Laing Homes

Laing Homes

A building group which was a division of John Laing plc (a company which was founded in the 1840s). It was eventually purchased by the Wimpey group.

Group, Architecture, Commerce

1 memorial
John Penfold

John Penfold

Surveyor and architect. Born John Wornham Penfold in Haslemere, Surrey. He was a founding member of the Royal Institution of Chartered Surveyors and is best known for designing the British hexagona...

Person, Architecture, Craft / Design

1 memorial
Whinney, Son and Austen Hall

Whinney, Son and Austen Hall

Architects active at least 1929 - 1977. 30 Cannon Street being their modernist masterpiece.

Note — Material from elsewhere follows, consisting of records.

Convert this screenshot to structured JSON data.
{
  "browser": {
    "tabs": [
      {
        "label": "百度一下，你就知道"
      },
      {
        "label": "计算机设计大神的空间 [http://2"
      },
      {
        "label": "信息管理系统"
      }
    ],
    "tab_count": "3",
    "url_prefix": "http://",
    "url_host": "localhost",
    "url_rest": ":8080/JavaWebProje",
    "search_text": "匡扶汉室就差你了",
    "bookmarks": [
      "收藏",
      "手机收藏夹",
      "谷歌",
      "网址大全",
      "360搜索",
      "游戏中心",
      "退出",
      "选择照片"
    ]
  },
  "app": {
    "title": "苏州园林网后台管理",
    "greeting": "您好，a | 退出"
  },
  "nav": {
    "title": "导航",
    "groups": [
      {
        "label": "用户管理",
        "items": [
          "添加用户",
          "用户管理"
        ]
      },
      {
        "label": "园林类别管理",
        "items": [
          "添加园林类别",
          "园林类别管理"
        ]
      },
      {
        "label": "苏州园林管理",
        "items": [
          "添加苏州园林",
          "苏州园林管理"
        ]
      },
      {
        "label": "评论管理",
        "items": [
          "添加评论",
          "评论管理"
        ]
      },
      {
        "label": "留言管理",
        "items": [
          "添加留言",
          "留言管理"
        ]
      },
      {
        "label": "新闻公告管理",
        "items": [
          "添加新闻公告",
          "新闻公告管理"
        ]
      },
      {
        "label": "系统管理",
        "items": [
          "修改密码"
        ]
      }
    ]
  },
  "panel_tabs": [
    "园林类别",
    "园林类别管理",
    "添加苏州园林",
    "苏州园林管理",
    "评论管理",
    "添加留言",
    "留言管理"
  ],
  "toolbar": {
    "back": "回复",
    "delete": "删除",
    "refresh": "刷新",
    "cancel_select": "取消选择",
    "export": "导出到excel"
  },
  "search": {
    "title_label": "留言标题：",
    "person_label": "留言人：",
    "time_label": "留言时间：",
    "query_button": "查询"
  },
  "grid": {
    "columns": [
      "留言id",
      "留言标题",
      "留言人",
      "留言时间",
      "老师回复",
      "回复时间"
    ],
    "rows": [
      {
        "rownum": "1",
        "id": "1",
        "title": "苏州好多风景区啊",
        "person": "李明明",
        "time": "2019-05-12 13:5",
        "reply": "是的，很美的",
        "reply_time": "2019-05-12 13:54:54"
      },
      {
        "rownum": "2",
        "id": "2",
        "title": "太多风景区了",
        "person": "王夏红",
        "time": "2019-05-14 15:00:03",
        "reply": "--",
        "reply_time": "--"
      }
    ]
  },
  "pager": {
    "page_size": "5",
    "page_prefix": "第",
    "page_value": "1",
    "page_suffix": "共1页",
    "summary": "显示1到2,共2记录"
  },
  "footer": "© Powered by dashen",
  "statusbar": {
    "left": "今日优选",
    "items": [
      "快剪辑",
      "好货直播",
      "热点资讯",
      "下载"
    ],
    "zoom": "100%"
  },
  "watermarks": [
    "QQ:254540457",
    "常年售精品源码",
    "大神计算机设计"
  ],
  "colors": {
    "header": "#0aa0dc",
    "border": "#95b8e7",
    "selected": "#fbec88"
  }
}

Group, Architecture

2 memorials
Rodney Gordon

Rodney Gordon

Architect.  Graduated from the Architectural Association School in 1957. His first job at the London County Council Architects department was to design this London Underground substation, dedicated...

Person, Architecture

1 memorial